One of the most common, and most dangerous, newborn baby infections is Group B Streptococcus (GBS). It is estimated that nearly 12,000 babies are infected each year by this.GBS is bacteria found in the vagina and lower intestine and it infects a baby during labour and delivery. If the infection enters into a baby's bloodstream, it can cause pneumonia and meningitis, which may lead to brain damage, lung damage, and sight and hearing issues. Many babies can die from this infection.GBS can be prevented or treated by administering intravenous antibiotics and 95-97% of babies treated with antibiotics will recover. However, not all women know they are carrying the bacteria. Some doctors do not test for it, and even if tests are taken, they may show a false negative depending on the amount of bacteria in the vagina. Doctors should be aware of risk factors, including premature delivery, prolonged labour after the waters break and fever and take proper measures to test and/or eliminate the bacteria in order to protect the baby).

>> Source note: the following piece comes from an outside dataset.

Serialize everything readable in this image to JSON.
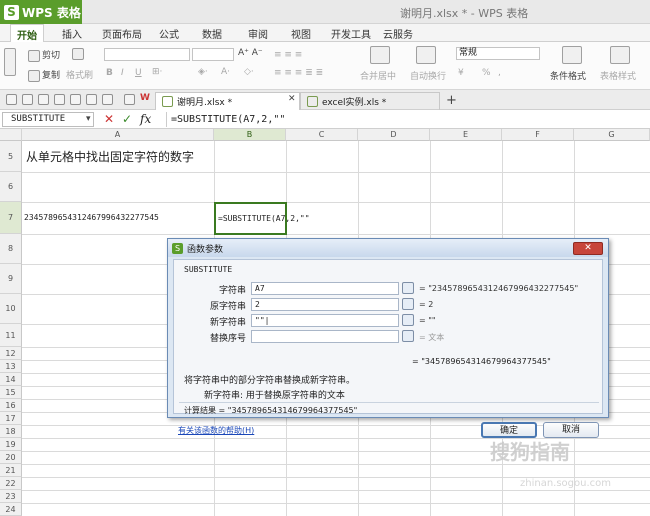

Congenital cytomegalovirus (CMV) is a common infection transferred through sexual contact, or through contact with a child's saliva or urine that carries the virus. While generally not harmful to the mother, CMV can be passed to a fetus through the placenta and cause health problems later.Signs and symptoms of CMV at birth include liver problems, spleen problems, seizures and small head size. However, most babies born with CMV do not have any symptoms. The signs may not develop until a few years after birth. These include hearing and vision loss, seizures, coordination problems and mental disability. Babies and children who are known to have CMV should have their vision and hearing tested regularly.There is no definite way to prevent CMV because often women do not know they are carriers. However, thoroughly washing hands and avoiding contact with babies and small children who have the CMV infection during pregnancy can help. There is currently no reliable treatment for healthy individuals infected with CMV).

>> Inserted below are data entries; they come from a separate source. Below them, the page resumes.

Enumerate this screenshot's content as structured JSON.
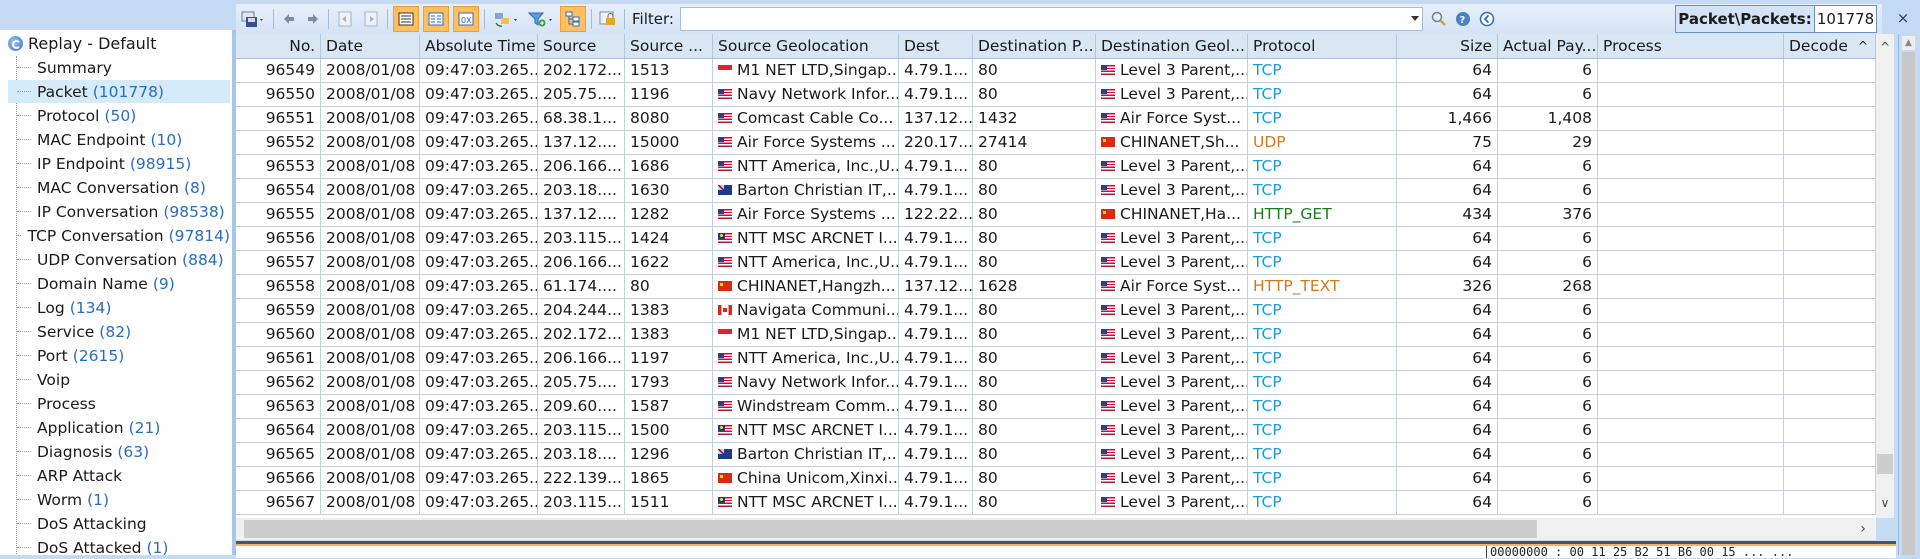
{
  "sidebar": {
    "root": {
      "label": "Replay - Default",
      "icon": "replay-icon"
    },
    "items": [
      {
        "label": "Summary",
        "count": ""
      },
      {
        "label": "Packet",
        "count": "(101778)",
        "selected": true
      },
      {
        "label": "Protocol",
        "count": "(50)"
      },
      {
        "label": "MAC Endpoint",
        "count": "(10)"
      },
      {
        "label": "IP Endpoint",
        "count": "(98915)"
      },
      {
        "label": "MAC Conversation",
        "count": "(8)"
      },
      {
        "label": "IP Conversation",
        "count": "(98538)"
      },
      {
        "label": "TCP Conversation",
        "count": "(97814)"
      },
      {
        "label": "UDP Conversation",
        "count": "(884)"
      },
      {
        "label": "Domain Name",
        "count": "(9)"
      },
      {
        "label": "Log",
        "count": "(134)"
      },
      {
        "label": "Service",
        "count": "(82)"
      },
      {
        "label": "Port",
        "count": "(2615)"
      },
      {
        "label": "Voip",
        "count": ""
      },
      {
        "label": "Process",
        "count": ""
      },
      {
        "label": "Application",
        "count": "(21)"
      },
      {
        "label": "Diagnosis",
        "count": "(63)"
      },
      {
        "label": "ARP Attack",
        "count": ""
      },
      {
        "label": "Worm",
        "count": "(1)"
      },
      {
        "label": "DoS Attacking",
        "count": ""
      },
      {
        "label": "DoS Attacked",
        "count": "(1)"
      }
    ]
  },
  "toolbar": {
    "filter_label": "Filter:",
    "filter_value": "",
    "counter_label": "Packet\\Packets:",
    "counter_value": "101778",
    "close_label": "×"
  },
  "table": {
    "columns": [
      "No.",
      "Date",
      "Absolute Time",
      "Source",
      "Source ...",
      "Source Geolocation",
      "Dest",
      "Destination P...",
      "Destination Geol...",
      "Protocol",
      "Size",
      "Actual Pay...",
      "Process",
      "Decode"
    ],
    "protocol_colors": {
      "TCP": "#1a9ad6",
      "UDP": "#d2791f",
      "HTTP_GET": "#1f7a1f",
      "HTTP_TEXT": "#d2791f"
    },
    "rows": [
      {
        "no": "96549",
        "date": "2008/01/08",
        "time": "09:47:03.265...",
        "src": "202.172...",
        "sport": "1513",
        "sflag": "sg",
        "sgeo": "M1 NET LTD,Singap...",
        "dst": "4.79.1...",
        "dport": "80",
        "dflag": "us",
        "dgeo": "Level 3 Parent,...",
        "proto": "TCP",
        "size": "64",
        "payload": "6"
      },
      {
        "no": "96550",
        "date": "2008/01/08",
        "time": "09:47:03.265...",
        "src": "205.75....",
        "sport": "1196",
        "sflag": "us",
        "sgeo": "Navy Network Infor...",
        "dst": "4.79.1...",
        "dport": "80",
        "dflag": "us",
        "dgeo": "Level 3 Parent,...",
        "proto": "TCP",
        "size": "64",
        "payload": "6"
      },
      {
        "no": "96551",
        "date": "2008/01/08",
        "time": "09:47:03.265...",
        "src": "68.38.1...",
        "sport": "8080",
        "sflag": "us",
        "sgeo": "Comcast Cable Co...",
        "dst": "137.12...",
        "dport": "1432",
        "dflag": "us",
        "dgeo": "Air Force Syst...",
        "proto": "TCP",
        "size": "1,466",
        "payload": "1,408"
      },
      {
        "no": "96552",
        "date": "2008/01/08",
        "time": "09:47:03.265...",
        "src": "137.12....",
        "sport": "15000",
        "sflag": "us",
        "sgeo": "Air Force Systems ...",
        "dst": "220.17...",
        "dport": "27414",
        "dflag": "cn",
        "dgeo": "CHINANET,Sh...",
        "proto": "UDP",
        "size": "75",
        "payload": "29"
      },
      {
        "no": "96553",
        "date": "2008/01/08",
        "time": "09:47:03.265...",
        "src": "206.166...",
        "sport": "1686",
        "sflag": "us",
        "sgeo": "NTT America, Inc.,U...",
        "dst": "4.79.1...",
        "dport": "80",
        "dflag": "us",
        "dgeo": "Level 3 Parent,...",
        "proto": "TCP",
        "size": "64",
        "payload": "6"
      },
      {
        "no": "96554",
        "date": "2008/01/08",
        "time": "09:47:03.265...",
        "src": "203.18....",
        "sport": "1630",
        "sflag": "au",
        "sgeo": "Barton Christian IT,...",
        "dst": "4.79.1...",
        "dport": "80",
        "dflag": "us",
        "dgeo": "Level 3 Parent,...",
        "proto": "TCP",
        "size": "64",
        "payload": "6"
      },
      {
        "no": "96555",
        "date": "2008/01/08",
        "time": "09:47:03.265...",
        "src": "137.12....",
        "sport": "1282",
        "sflag": "us",
        "sgeo": "Air Force Systems ...",
        "dst": "122.22...",
        "dport": "80",
        "dflag": "cn",
        "dgeo": "CHINANET,Ha...",
        "proto": "HTTP_GET",
        "size": "434",
        "payload": "376"
      },
      {
        "no": "96556",
        "date": "2008/01/08",
        "time": "09:47:03.265...",
        "src": "203.115...",
        "sport": "1424",
        "sflag": "my",
        "sgeo": "NTT MSC ARCNET I...",
        "dst": "4.79.1...",
        "dport": "80",
        "dflag": "us",
        "dgeo": "Level 3 Parent,...",
        "proto": "TCP",
        "size": "64",
        "payload": "6"
      },
      {
        "no": "96557",
        "date": "2008/01/08",
        "time": "09:47:03.265...",
        "src": "206.166...",
        "sport": "1622",
        "sflag": "us",
        "sgeo": "NTT America, Inc.,U...",
        "dst": "4.79.1...",
        "dport": "80",
        "dflag": "us",
        "dgeo": "Level 3 Parent,...",
        "proto": "TCP",
        "size": "64",
        "payload": "6"
      },
      {
        "no": "96558",
        "date": "2008/01/08",
        "time": "09:47:03.265...",
        "src": "61.174....",
        "sport": "80",
        "sflag": "cn",
        "sgeo": "CHINANET,Hangzh...",
        "dst": "137.12...",
        "dport": "1628",
        "dflag": "us",
        "dgeo": "Air Force Syst...",
        "proto": "HTTP_TEXT",
        "size": "326",
        "payload": "268"
      },
      {
        "no": "96559",
        "date": "2008/01/08",
        "time": "09:47:03.265...",
        "src": "204.244...",
        "sport": "1383",
        "sflag": "ca",
        "sgeo": "Navigata Communi...",
        "dst": "4.79.1...",
        "dport": "80",
        "dflag": "us",
        "dgeo": "Level 3 Parent,...",
        "proto": "TCP",
        "size": "64",
        "payload": "6"
      },
      {
        "no": "96560",
        "date": "2008/01/08",
        "time": "09:47:03.265...",
        "src": "202.172...",
        "sport": "1383",
        "sflag": "sg",
        "sgeo": "M1 NET LTD,Singap...",
        "dst": "4.79.1...",
        "dport": "80",
        "dflag": "us",
        "dgeo": "Level 3 Parent,...",
        "proto": "TCP",
        "size": "64",
        "payload": "6"
      },
      {
        "no": "96561",
        "date": "2008/01/08",
        "time": "09:47:03.265...",
        "src": "206.166...",
        "sport": "1197",
        "sflag": "us",
        "sgeo": "NTT America, Inc.,U...",
        "dst": "4.79.1...",
        "dport": "80",
        "dflag": "us",
        "dgeo": "Level 3 Parent,...",
        "proto": "TCP",
        "size": "64",
        "payload": "6"
      },
      {
        "no": "96562",
        "date": "2008/01/08",
        "time": "09:47:03.265...",
        "src": "205.75....",
        "sport": "1793",
        "sflag": "us",
        "sgeo": "Navy Network Infor...",
        "dst": "4.79.1...",
        "dport": "80",
        "dflag": "us",
        "dgeo": "Level 3 Parent,...",
        "proto": "TCP",
        "size": "64",
        "payload": "6"
      },
      {
        "no": "96563",
        "date": "2008/01/08",
        "time": "09:47:03.265...",
        "src": "209.60....",
        "sport": "1587",
        "sflag": "us",
        "sgeo": "Windstream Comm...",
        "dst": "4.79.1...",
        "dport": "80",
        "dflag": "us",
        "dgeo": "Level 3 Parent,...",
        "proto": "TCP",
        "size": "64",
        "payload": "6"
      },
      {
        "no": "96564",
        "date": "2008/01/08",
        "time": "09:47:03.265...",
        "src": "203.115...",
        "sport": "1500",
        "sflag": "my",
        "sgeo": "NTT MSC ARCNET I...",
        "dst": "4.79.1...",
        "dport": "80",
        "dflag": "us",
        "dgeo": "Level 3 Parent,...",
        "proto": "TCP",
        "size": "64",
        "payload": "6"
      },
      {
        "no": "96565",
        "date": "2008/01/08",
        "time": "09:47:03.265...",
        "src": "203.18....",
        "sport": "1296",
        "sflag": "au",
        "sgeo": "Barton Christian IT,...",
        "dst": "4.79.1...",
        "dport": "80",
        "dflag": "us",
        "dgeo": "Level 3 Parent,...",
        "proto": "TCP",
        "size": "64",
        "payload": "6"
      },
      {
        "no": "96566",
        "date": "2008/01/08",
        "time": "09:47:03.265...",
        "src": "222.139...",
        "sport": "1865",
        "sflag": "cn",
        "sgeo": "China Unicom,Xinxi...",
        "dst": "4.79.1...",
        "dport": "80",
        "dflag": "us",
        "dgeo": "Level 3 Parent,...",
        "proto": "TCP",
        "size": "64",
        "payload": "6"
      },
      {
        "no": "96567",
        "date": "2008/01/08",
        "time": "09:47:03.265...",
        "src": "203.115...",
        "sport": "1511",
        "sflag": "my",
        "sgeo": "NTT MSC ARCNET I...",
        "dst": "4.79.1...",
        "dport": "80",
        "dflag": "us",
        "dgeo": "Level 3 Parent,...",
        "proto": "TCP",
        "size": "64",
        "payload": "6"
      }
    ]
  },
  "hex_pane": {
    "line": "00000000 : 00 11 25 B2 51 B6 00 15 ... ..."
  },
  "scroll": {
    "vertical_fraction": 0.95,
    "horizontal_fraction": 0.0
  }
}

The Herpes Simplex virus is most commonly transferred to babies during delivery. In serious cases, it can cause premature delivery, skin defects, detachment of the retina and mental retardation. Doctors should order a C-section for women with an active outbreak to avoid passing the virus to the infant).The team of specialist medical negligence solicitors at Chadwick Lawrence is led by Tony May, a specialist birth injury and cerebral palsy solicitor with particular expertise in dealing with mismanagement of infections and other birth related injury compensation cases. He has an excellent record in high value and complex cases, many resulting in multi-million pound settlements. Tony has over 20 years experience in dealing with cases in which babies have been brain damaged or sustained other injuries as a result of negligent care and management before, during or following birth. He continues to represent many cerebral palsy children and young adults in medical negligence claims and after settlement he provides ongoing support as the Court of Protection Deputy for many of his cerebral palsy and brain damaged clients.
Tony can be contacted by email on firstname.lastname@example.org or by telephone on 01484 519999. Alternatively, you could call our team on the freephone number below.
Our dedicated team of specialist clinical negligence, birth injury and cerebral palsy solicitors deal with claims countrywide and claims for mismanagement of infections. We are based at our Huddersfield office but can visit you in your home or in hospital if you are unable to attend at one of our West Yorkshire offices. If you believe that your child or a member of your family may have sustained a birth injury such as mismanagement of infections as a result of medical negligence and/or negligence by a midwife, please contact our specialist medical negligence Legal Aid and no-win-no-fee lawyers for free legal advice.
Contact Chadwick Lawrence for free legal advice on FREE PHONE 0800 028 2969 or email:email@example.com